This is a simple recipe based on a delicious sauce my mother used to make. Minimalist, slightly verbose, directions below:
I don’t remember if my mother used red pepper or a carrot (I haven’t watched her make the sauce in more than 45 years), but they add a nice sweetness to the sauce. We like garlic, so I use several large cloves, 1/2 cup, from the looks of this, finely chopped. One medium onion, finely chopped.
Cover the bottom of your sauce pan with a thin layer of oil (we use avocado oil), turn on the heat– medium high.
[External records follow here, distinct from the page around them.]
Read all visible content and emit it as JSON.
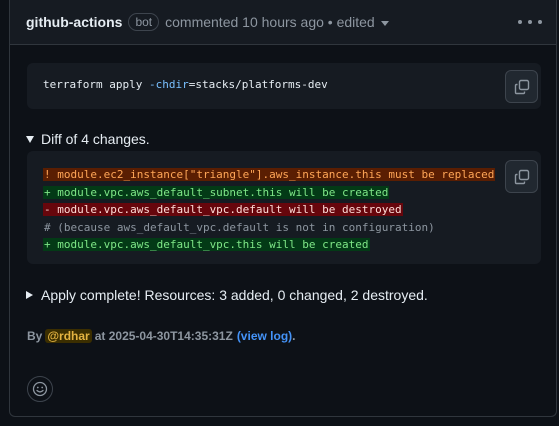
{
  "comment": {
    "author": "github-actions",
    "author_badge": "bot",
    "meta": "commented 10 hours ago • edited"
  },
  "command": {
    "prefix": "terraform apply ",
    "flag": "-chdir",
    "suffix": "=stacks/platforms-dev"
  },
  "diff": {
    "summary": "Diff of 4 changes.",
    "lines": [
      {
        "kind": "warn",
        "text": "! module.ec2_instance[\"triangle\"].aws_instance.this must be replaced"
      },
      {
        "kind": "add",
        "text": "+ module.vpc.aws_default_subnet.this will be created"
      },
      {
        "kind": "del",
        "text": "- module.vpc.aws_default_vpc.default will be destroyed"
      },
      {
        "kind": "comment",
        "text": "# (because aws_default_vpc.default is not in configuration)"
      },
      {
        "kind": "add",
        "text": "+ module.vpc.aws_default_vpc.this will be created"
      }
    ]
  },
  "apply": {
    "summary": "Apply complete! Resources: 3 added, 0 changed, 2 destroyed."
  },
  "byline": {
    "by": "By",
    "user": "@rdhar",
    "timestamp": "at 2025-04-30T14:35:31Z",
    "link_label": "(view log)",
    "end": "."
  },
  "colors": {
    "background": "#0d1117",
    "header": "#161b22",
    "link": "#4493f8",
    "mention": "#e3b341"
  },
  "icons": [
    "kebab-horizontal-icon",
    "copy-icon",
    "triangle-down-icon",
    "triangle-right-icon",
    "smiley-icon"
  ]
}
When the oil is hot (a dropped chopping sizzles) stir in the chopped ingredients, stirring frequently until the onions are a caramel color (the photo above is early in the process). When I make this with fake meat (my mother used real chopped meat, particularly when she made her incomparable lasagne), I brown the fake meat during this stage of cooking.
During Sekhnet’s tomato season I cut off the tops of and parboil as many as she harvests (until the skin looks wrinkly), remove them carefully with a slotted spoon, into a strainer, run them under cold water (the suckers are hot!) and pull the skins off, before adding them to the ingredients above. In the winter, it is a can or two of whole tomatoes, which have been skinned somewhere in Italy. Using canned tomatoes (though not quite the same as fresh, ripe ones) eliminates the real possibility (the first time) of being hurt by a scalding hot tomato you are skinning.
Pour the tomatoes into the sauce pan, mixing well and crushing them with a wooden spatula or potato masher (I suppose you could also use crushed tomatoes in the can). Once it reaches a boil, simmer it over a low flame, uncovered (this allows it to reduce into a rich sauce). Stir frequently while it simmers.
Every half hour or so spoon out a bit, let it cool, taste it. When it is close to your liking, add chopped fresh oregano and fresh basil to the sauce, stir and simmer a bit longer. This is also the time to start the pasta cooking.
You will notice I mention neither salt nor ground pepper, though both can be added. We use only a pinch or two. These can also be added to taste once the sauce is on your plate, if anyone at your table is trying to limit their salt intake.
It is possible to eat this sauce after a fairly short cooking time (less than an hour, or even twenty minutes in). But Sekhnet, shrugging like one of her mother’s old Italian friends will say, with the tolerant, slightly pitying nod of someone forced to state the obvious, “it’s young.”
The young sauce is not bad, but the longer you cook it, the more it reduces (as water slowly boils away) and the richer the flavor becomes. Like many good things, this sauce rewards your patience.
A great sauce for a cold day, and if you love a good pasta sauce, your house will smell great for a few hours while it’s cooking.